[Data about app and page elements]
════════════════
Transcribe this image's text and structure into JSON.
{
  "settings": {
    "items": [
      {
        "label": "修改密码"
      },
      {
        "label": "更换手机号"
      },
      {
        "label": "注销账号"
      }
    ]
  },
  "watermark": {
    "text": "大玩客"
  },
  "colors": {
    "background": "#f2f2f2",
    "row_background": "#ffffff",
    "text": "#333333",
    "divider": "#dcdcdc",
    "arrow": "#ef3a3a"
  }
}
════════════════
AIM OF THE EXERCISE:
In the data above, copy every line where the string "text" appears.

ANSWER BOX:
Transcribe this image's text and structure into JSON.
    "text": "大玩客"
    "text": "#333333",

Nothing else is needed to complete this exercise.